Bromide is a conservative tracer that is often applied with non-conservative solutes such as pesticides to estimate their retardation in the soil. It has been applied in concentrations of up to 250 g Br L−1, levels at which the growth of single-celled organisms can be inhibited. Bromide applications may therefore affect the biodegradation of non-conservative solutes in soil. The present study investigated the effect of potassium bromide (KBr) on the mineralisation of three pesticides – glyphosate, MCPA and metribuzin – in four agricultural A-horizon soils. KBr was added to soil microcosms at concentrations of 0, 0.5, 2.5 and 5 g Br−L−1in the soil solution. The study concluded that KBr had a negative effect on pesticide mineralisation. The inhibitory effect varied depending on the KBr concentration, the type of pesticide and the type of soil. Furthermore, 16 S amplicon sequencing revealed that the KBr treatment generally reduced the abundance of bacteroidetes and proteobacteria on both an RNA and DNA level. Therefore, in order to reduce the effect of KBr on the soil bacterial community and consequently also on xenobiotic degradation, it is recommended that KBr be applied in a concentration that does not exceed 0.5 g Br−L−1in the soil water.

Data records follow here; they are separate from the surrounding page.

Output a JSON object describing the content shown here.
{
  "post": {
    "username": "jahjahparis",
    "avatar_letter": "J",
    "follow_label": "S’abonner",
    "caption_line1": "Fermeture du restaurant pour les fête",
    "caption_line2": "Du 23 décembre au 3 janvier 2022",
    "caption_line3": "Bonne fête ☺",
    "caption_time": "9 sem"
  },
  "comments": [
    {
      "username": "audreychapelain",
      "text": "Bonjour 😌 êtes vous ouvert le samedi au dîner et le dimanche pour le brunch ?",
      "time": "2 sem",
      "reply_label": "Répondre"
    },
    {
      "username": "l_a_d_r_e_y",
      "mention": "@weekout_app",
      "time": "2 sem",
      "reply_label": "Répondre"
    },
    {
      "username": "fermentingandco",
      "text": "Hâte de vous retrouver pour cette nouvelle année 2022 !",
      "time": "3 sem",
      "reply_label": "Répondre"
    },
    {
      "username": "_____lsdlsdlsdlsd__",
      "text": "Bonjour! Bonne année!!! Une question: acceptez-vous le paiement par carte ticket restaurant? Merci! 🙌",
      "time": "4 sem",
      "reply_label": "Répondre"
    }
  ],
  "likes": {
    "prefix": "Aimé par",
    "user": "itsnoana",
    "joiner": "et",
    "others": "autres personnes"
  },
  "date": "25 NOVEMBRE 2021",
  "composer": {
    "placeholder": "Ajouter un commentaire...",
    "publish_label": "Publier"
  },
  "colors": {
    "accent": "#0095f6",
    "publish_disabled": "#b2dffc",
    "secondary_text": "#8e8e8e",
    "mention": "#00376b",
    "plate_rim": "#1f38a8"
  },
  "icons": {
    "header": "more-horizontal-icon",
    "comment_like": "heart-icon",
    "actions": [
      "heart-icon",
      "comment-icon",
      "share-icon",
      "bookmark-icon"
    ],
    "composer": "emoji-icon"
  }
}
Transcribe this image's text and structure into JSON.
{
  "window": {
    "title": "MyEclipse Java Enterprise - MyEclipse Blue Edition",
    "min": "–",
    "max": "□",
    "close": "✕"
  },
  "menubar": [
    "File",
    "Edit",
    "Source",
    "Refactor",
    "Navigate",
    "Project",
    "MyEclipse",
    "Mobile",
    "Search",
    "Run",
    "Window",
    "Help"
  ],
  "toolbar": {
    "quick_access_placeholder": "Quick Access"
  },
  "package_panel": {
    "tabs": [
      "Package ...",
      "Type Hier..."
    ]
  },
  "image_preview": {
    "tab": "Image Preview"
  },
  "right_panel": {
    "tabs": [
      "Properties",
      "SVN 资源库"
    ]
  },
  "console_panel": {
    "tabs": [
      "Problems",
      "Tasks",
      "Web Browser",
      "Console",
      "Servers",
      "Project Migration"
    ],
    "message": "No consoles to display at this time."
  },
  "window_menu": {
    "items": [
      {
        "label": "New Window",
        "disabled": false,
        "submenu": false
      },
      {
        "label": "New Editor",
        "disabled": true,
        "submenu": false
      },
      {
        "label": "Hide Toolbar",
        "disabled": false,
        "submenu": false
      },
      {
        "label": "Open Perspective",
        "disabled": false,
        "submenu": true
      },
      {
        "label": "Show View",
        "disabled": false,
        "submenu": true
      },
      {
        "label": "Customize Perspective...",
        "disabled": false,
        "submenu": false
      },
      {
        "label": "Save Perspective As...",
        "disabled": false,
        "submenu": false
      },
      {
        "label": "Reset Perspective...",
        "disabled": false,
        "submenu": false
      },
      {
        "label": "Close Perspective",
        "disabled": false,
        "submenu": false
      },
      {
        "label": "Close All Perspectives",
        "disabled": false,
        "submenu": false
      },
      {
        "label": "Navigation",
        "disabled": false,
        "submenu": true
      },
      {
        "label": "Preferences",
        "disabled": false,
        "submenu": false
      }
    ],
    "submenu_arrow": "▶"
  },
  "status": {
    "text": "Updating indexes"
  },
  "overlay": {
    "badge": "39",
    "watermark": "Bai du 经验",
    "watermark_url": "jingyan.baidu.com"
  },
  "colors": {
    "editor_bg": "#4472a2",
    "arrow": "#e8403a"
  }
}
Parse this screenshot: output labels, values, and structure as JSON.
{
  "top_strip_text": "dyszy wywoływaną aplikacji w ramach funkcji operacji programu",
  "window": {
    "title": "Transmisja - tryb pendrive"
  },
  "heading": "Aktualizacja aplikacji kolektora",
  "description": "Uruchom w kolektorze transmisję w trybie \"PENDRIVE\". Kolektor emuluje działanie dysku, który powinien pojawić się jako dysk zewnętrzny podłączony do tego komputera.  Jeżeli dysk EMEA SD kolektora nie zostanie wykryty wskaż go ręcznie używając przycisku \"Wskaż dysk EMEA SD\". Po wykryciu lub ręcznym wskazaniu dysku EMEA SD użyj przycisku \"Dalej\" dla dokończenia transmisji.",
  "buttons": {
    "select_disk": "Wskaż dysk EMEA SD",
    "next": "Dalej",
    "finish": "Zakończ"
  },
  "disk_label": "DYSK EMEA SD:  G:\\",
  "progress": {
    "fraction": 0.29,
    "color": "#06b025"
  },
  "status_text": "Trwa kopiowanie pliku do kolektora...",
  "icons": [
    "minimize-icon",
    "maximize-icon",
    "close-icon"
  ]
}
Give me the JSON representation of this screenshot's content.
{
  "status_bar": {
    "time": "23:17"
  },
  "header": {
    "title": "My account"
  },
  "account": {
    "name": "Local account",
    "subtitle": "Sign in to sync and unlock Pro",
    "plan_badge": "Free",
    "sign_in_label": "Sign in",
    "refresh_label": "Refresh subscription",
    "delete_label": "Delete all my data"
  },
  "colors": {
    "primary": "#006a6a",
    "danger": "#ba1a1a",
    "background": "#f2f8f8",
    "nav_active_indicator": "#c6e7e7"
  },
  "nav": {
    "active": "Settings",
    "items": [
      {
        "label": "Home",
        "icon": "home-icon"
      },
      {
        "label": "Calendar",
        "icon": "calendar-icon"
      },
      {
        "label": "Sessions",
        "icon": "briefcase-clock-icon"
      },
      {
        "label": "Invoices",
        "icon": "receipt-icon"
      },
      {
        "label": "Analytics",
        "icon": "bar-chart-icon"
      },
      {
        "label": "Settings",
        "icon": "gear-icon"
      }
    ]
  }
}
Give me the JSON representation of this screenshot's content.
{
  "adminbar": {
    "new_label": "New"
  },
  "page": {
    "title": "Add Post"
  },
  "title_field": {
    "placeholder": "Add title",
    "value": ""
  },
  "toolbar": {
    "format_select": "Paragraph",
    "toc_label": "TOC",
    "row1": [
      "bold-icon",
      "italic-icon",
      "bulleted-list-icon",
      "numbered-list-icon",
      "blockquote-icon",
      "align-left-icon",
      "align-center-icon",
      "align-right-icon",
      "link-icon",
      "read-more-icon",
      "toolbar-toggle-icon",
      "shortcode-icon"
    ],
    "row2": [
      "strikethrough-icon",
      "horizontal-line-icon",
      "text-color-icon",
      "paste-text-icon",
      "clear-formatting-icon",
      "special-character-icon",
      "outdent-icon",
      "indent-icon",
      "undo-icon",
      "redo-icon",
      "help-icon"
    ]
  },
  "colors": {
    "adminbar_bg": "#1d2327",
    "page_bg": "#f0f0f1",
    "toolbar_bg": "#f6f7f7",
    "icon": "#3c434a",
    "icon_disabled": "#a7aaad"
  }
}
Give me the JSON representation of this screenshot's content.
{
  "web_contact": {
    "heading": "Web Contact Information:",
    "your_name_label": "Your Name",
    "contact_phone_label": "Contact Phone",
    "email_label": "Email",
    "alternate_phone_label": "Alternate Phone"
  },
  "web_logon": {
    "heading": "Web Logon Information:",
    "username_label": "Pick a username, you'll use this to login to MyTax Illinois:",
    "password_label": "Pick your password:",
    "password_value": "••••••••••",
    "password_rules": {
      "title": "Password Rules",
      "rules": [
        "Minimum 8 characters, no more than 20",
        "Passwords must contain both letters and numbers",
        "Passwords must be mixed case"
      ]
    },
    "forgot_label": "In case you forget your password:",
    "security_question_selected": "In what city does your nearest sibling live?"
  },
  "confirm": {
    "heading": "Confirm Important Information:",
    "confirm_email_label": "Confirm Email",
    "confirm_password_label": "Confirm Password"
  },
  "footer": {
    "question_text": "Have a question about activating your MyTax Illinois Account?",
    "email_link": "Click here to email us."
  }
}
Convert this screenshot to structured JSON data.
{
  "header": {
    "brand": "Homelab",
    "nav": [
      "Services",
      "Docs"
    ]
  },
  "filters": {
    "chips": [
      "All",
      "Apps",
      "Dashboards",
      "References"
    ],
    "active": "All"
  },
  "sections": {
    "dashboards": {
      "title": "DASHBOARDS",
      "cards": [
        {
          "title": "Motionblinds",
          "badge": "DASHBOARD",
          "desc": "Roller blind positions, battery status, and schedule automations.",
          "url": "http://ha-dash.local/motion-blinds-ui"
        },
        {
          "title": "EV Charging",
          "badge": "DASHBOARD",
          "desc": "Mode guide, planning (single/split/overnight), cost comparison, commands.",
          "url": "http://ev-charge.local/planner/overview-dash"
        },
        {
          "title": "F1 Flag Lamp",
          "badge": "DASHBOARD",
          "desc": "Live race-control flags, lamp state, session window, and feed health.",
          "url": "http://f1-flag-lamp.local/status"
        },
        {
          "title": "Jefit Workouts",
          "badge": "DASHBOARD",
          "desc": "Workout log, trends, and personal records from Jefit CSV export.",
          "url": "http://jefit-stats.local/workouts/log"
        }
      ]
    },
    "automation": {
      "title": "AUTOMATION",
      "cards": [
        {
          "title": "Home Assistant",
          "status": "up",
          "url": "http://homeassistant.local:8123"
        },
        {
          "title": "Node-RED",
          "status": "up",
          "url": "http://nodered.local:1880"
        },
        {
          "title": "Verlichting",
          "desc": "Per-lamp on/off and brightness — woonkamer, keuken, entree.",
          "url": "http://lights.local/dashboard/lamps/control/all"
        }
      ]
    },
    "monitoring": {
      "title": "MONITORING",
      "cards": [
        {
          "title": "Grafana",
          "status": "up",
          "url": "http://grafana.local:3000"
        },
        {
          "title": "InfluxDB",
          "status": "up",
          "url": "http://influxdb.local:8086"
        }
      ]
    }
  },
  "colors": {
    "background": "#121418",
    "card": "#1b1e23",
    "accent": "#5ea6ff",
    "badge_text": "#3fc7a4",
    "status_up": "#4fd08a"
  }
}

Bech, T. B., Rosenbom, A. E., Sørensen, S. R., & Jacobsen, C. S. (2017). Conservative tracer bromide inhibits pesticide mineralisation in soil. Environmental Pollution, 222, 404–411. https://doi.org/10.1016/j.envpol.2016.12.016